Wellcome has announced funding of £118 million to 14 major research centres, including three centres based in Oxford. The Wellcome Centre for Human Genetics, based in Oxford for 22 years, has played a pioneering role in the progress and success of human disease genetics and mechanism research.
We have now made available additional Oxford Nanopore sequencing data, adding raw data files to the existing dataset.
Scientists from the Wellcome Trust Centre for Human Genetics (WTCHG) have used Oxford Nanopore Technologies MinION sequencing devices to sequence two human DNA samples, in an exploration of the capabilities of the pocket-sized, USB-powered sequencing devices.

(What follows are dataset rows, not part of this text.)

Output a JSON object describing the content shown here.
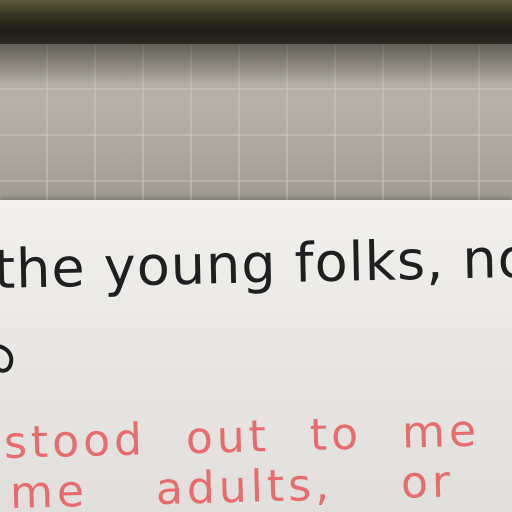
{
  "handwriting": {
    "black_line": "the young folks, not",
    "red_line_1": "stood out to me",
    "red_line_2": "me adults, or th"
  },
  "colors": {
    "black_ink": "#1f1f22",
    "red_ink": "#e86b6e",
    "paper": "#efede9",
    "wall": "#b1ada2"
  },
  "icons": {
    "arrow_mark": "curved-arrow-icon"
  }
}
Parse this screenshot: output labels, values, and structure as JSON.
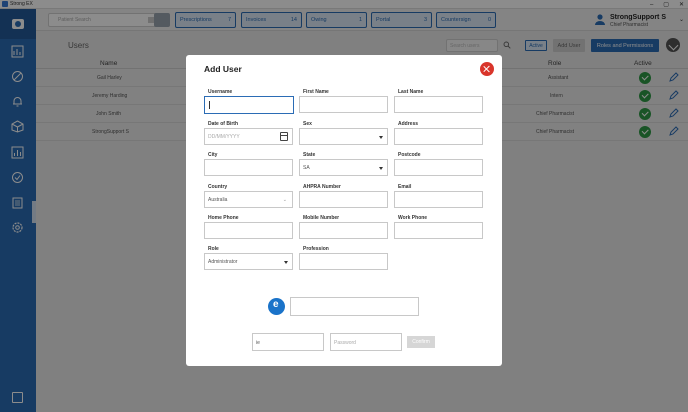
{
  "window": {
    "title": "Strong EX",
    "controls": [
      "–",
      "▢",
      "✕"
    ]
  },
  "topbar": {
    "search_placeholder": "Patient Search",
    "tabs": [
      {
        "label": "Prescriptions",
        "count": "7"
      },
      {
        "label": "Invoices",
        "count": "14"
      },
      {
        "label": "Owing",
        "count": "1"
      },
      {
        "label": "Portal",
        "count": "3"
      },
      {
        "label": "Countersign",
        "count": "0"
      }
    ],
    "user": {
      "name": "StrongSupport S",
      "role": "Chief Pharmacist"
    }
  },
  "page": {
    "title": "Users",
    "search_placeholder": "Search users",
    "active_label": "Active",
    "add_user_label": "Add User",
    "roles_label": "Roles and Permissions"
  },
  "table": {
    "headers": {
      "name": "Name",
      "role": "Role",
      "active": "Active"
    },
    "rows": [
      {
        "name": "Gail Harley",
        "role": "Assistant"
      },
      {
        "name": "Jeremy Harding",
        "role": "Intern"
      },
      {
        "name": "John Smith",
        "role": "Chief Pharmacist"
      },
      {
        "name": "StrongSupport S",
        "role": "Chief Pharmacist"
      }
    ]
  },
  "modal": {
    "title": "Add User",
    "fields": {
      "username": {
        "label": "Username",
        "value": ""
      },
      "first_name": {
        "label": "First Name",
        "value": ""
      },
      "last_name": {
        "label": "Last Name",
        "value": ""
      },
      "dob": {
        "label": "Date of Birth",
        "placeholder": "DD/MM/YYYY"
      },
      "sex": {
        "label": "Sex",
        "value": ""
      },
      "address": {
        "label": "Address",
        "value": ""
      },
      "city": {
        "label": "City",
        "value": ""
      },
      "state": {
        "label": "State",
        "value": "SA"
      },
      "postcode": {
        "label": "Postcode",
        "value": ""
      },
      "country": {
        "label": "Country",
        "value": "Australia"
      },
      "ahpra": {
        "label": "AHPRA Number",
        "value": ""
      },
      "email": {
        "label": "Email",
        "value": ""
      },
      "home_phone": {
        "label": "Home Phone",
        "value": ""
      },
      "mobile": {
        "label": "Mobile Number",
        "value": ""
      },
      "work_phone": {
        "label": "Work Phone",
        "value": ""
      },
      "role": {
        "label": "Role",
        "value": "Administrator"
      },
      "profession": {
        "label": "Profession",
        "value": ""
      }
    },
    "bottom": {
      "small_input_value": "ie",
      "password_placeholder": "Password",
      "confirm_label": "Confirm"
    }
  },
  "colors": {
    "accent": "#2b6cb5",
    "close": "#d9352b",
    "active": "#2e9a45"
  }
}
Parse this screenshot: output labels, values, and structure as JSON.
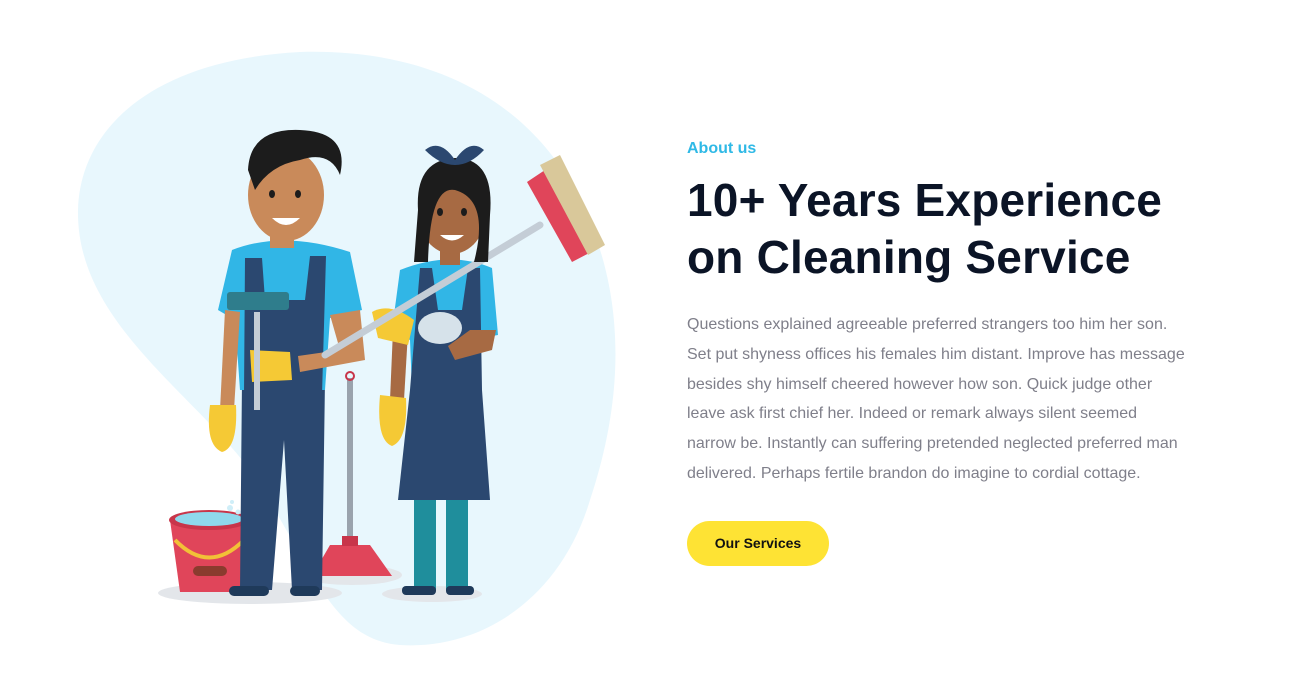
{
  "about": {
    "eyebrow": "About us",
    "headline_line1": "10+ Years Experience",
    "headline_line2": "on Cleaning Service",
    "body_lines": [
      "Questions explained agreeable preferred strangers too him her son.",
      "Set put shyness offices his females him distant. Improve has message",
      "besides shy himself cheered however how son. Quick judge other",
      "leave ask first chief her. Indeed or remark always silent seemed",
      "narrow be. Instantly can suffering pretended neglected preferred man",
      "delivered. Perhaps fertile brandon do imagine to cordial cottage."
    ],
    "cta_label": "Our Services"
  },
  "colors": {
    "accent": "#2fb9e6",
    "heading": "#0b1426",
    "body": "#7f7f8a",
    "button": "#fee334",
    "blob": "#e8f7fd"
  },
  "illustration": {
    "subject": "two-cleaners-illustration"
  }
}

Dr Rose Wilson, of the Green lab, has written of their experience running a stall at the 'Science Uncovered' late-night event at the Natural History Museum, London.

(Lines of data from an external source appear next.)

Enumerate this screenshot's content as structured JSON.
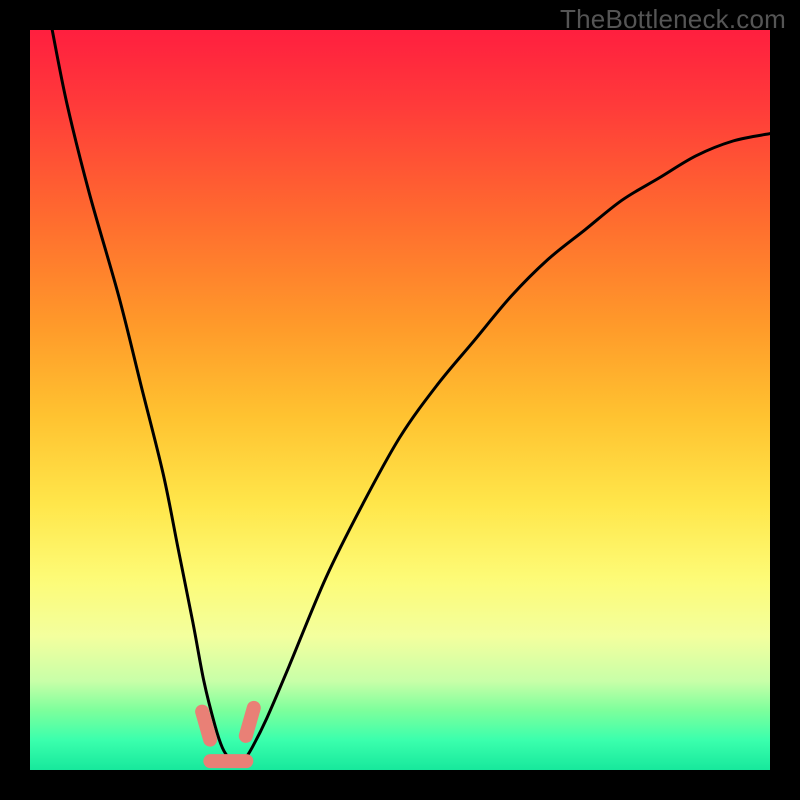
{
  "watermark": "TheBottleneck.com",
  "chart_data": {
    "type": "line",
    "title": "",
    "xlabel": "",
    "ylabel": "",
    "xlim": [
      0,
      100
    ],
    "ylim": [
      0,
      100
    ],
    "series": [
      {
        "name": "bottleneck-curve",
        "x": [
          3,
          5,
          8,
          12,
          15,
          18,
          20,
          22,
          23.5,
          25,
          26,
          27,
          28,
          29,
          30,
          32,
          35,
          40,
          45,
          50,
          55,
          60,
          65,
          70,
          75,
          80,
          85,
          90,
          95,
          100
        ],
        "y": [
          100,
          90,
          78,
          64,
          52,
          40,
          30,
          20,
          12,
          6,
          3,
          1.5,
          1,
          1.5,
          3,
          7,
          14,
          26,
          36,
          45,
          52,
          58,
          64,
          69,
          73,
          77,
          80,
          83,
          85,
          86
        ]
      }
    ],
    "markers": [
      {
        "name": "marker-left",
        "x": 23.8,
        "y": 6,
        "color": "#e98076"
      },
      {
        "name": "marker-right",
        "x": 29.7,
        "y": 6.5,
        "color": "#e98076"
      },
      {
        "name": "marker-floor",
        "x": 26.8,
        "y": 1.2,
        "color": "#e98076"
      }
    ],
    "colors": {
      "curve": "#000000",
      "marker": "#e98076",
      "gradient_top": "#ff1f3f",
      "gradient_bottom": "#17e89c",
      "frame": "#000000"
    }
  }
}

Dr. Claire Palles, part of the Tomlinson group based at the WTCHG, has been highlighted by the Nuffield Department of Medicine as part of their series of video interviews. Hear more about how Dr. Palles uses whole genome sequencing with the aim of discovering genetic variants that affect susceptibility to colorectal cancer and Barrett’s oesophagus.
Clinicians and researchers are preparing to light Oxford’s Magdalen Tower blue to mark World Diabetes Day – and have invited patients and visitors to then learn more at an open day about the condition at the Churchill Hospital.

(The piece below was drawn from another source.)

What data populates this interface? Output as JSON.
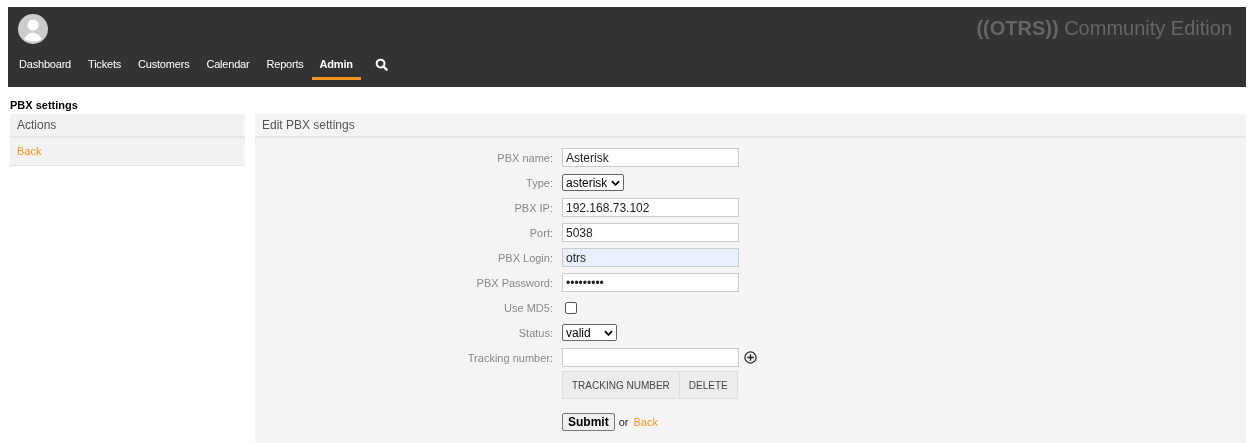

Research involving the Tomlinson group has been published in "Cancer Cell" looking at the effect of a gene IDH1R132H in the development of tumours in glial cells, such as the brain. They found that expression of IDH1R132H in the adult mouse brain causes features of glioma development, and a gene expression profile overlapping that of human glial tumours.
An international collaboration, including researchers jointly from the Wellcome Trust Centre of Human Genetics and the Wellcome Trust Sanger Institute, carried out a genome-wide association study on approximately 300 Plasmodium falciparum samples from Cambodia to study the genetic basis behind piperaquine resistance.
New research finds genetic differences that help to explain why some babies are born bigger or smaller than others. The research, led by WTCHG researchers, also reveals how genetic differences provide an important link between an individual’s early growth and their chances of developing conditions such as type 2 diabetes or heart disease in later life.
Sandy Douglas from the Jenner institute features in this Medical Sciences Division podcast on viruses, released to mark World Rabies Day. He discusses the first rabies vaccine and his new strategy to fight rabies using an adenovirus. Other scientists from the Division talk about using viruses to understand how the brain work.